The Battle of Edgehill, 1642
Engraving by Michael van de Gucht, published 1710 (c).
Edgehill, near Banbury, was the scene of the first major battle of the Civil War. The opposing armies, commanded by the King and the Earl of Essex, each numbered about 14,000 men.
The battle opened with an exchange of artillery fire. The Royalist cavalry, commanded by Prince Rupert, then charged and routed their opponents. However, their success carried them away from the battlefield and, in their absence, the Parliamentarians inflicted heavy losses on the Royalist infantry. After four hours both sides were too exhausted to continue fighting. Over 3,000 casualties had been inflicted, but this later engraving gives no indication of the carnage of the battlefield.
Essex retreated north, leaving the road to London open, and giving the King the chance to march on the capital. Charles was slow to take advantage of this opportunity however, giving Parliament the time to assemble forces at Turnham Green to resist him.
NAM Accession Number

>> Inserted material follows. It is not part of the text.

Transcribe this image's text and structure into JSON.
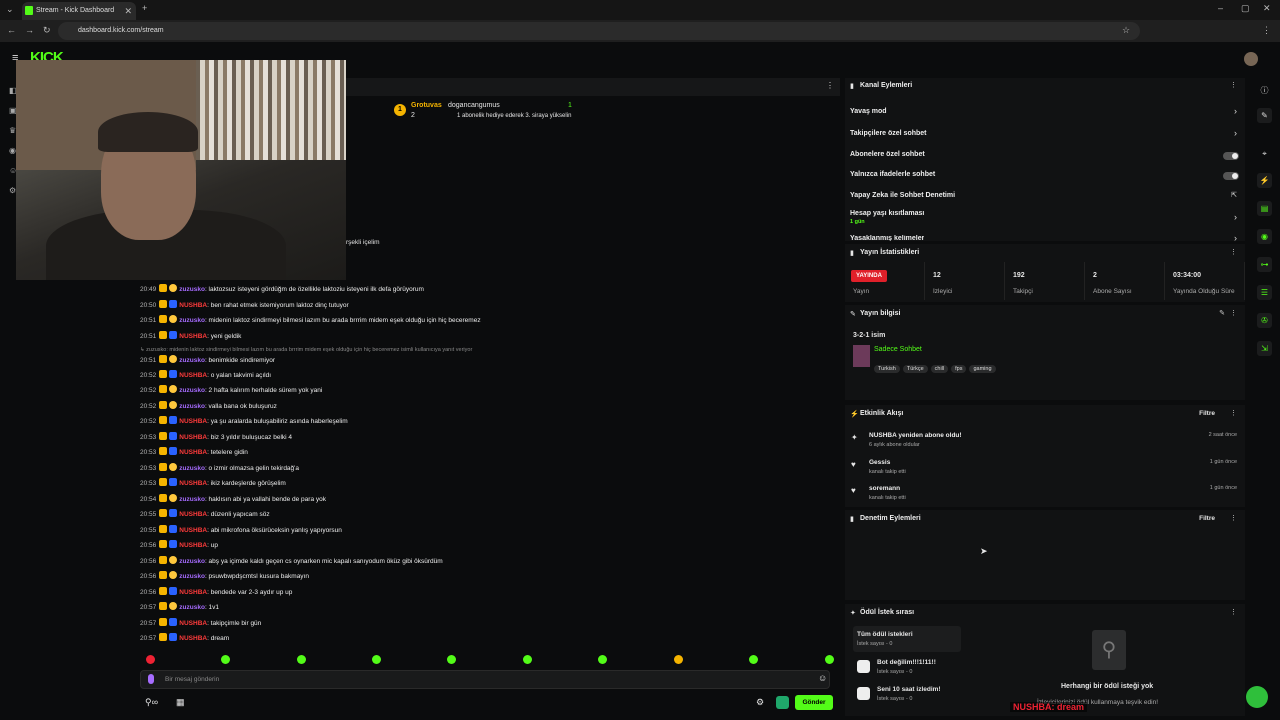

National Army Museum, Out of Copyright
National Army Museum, Study Collection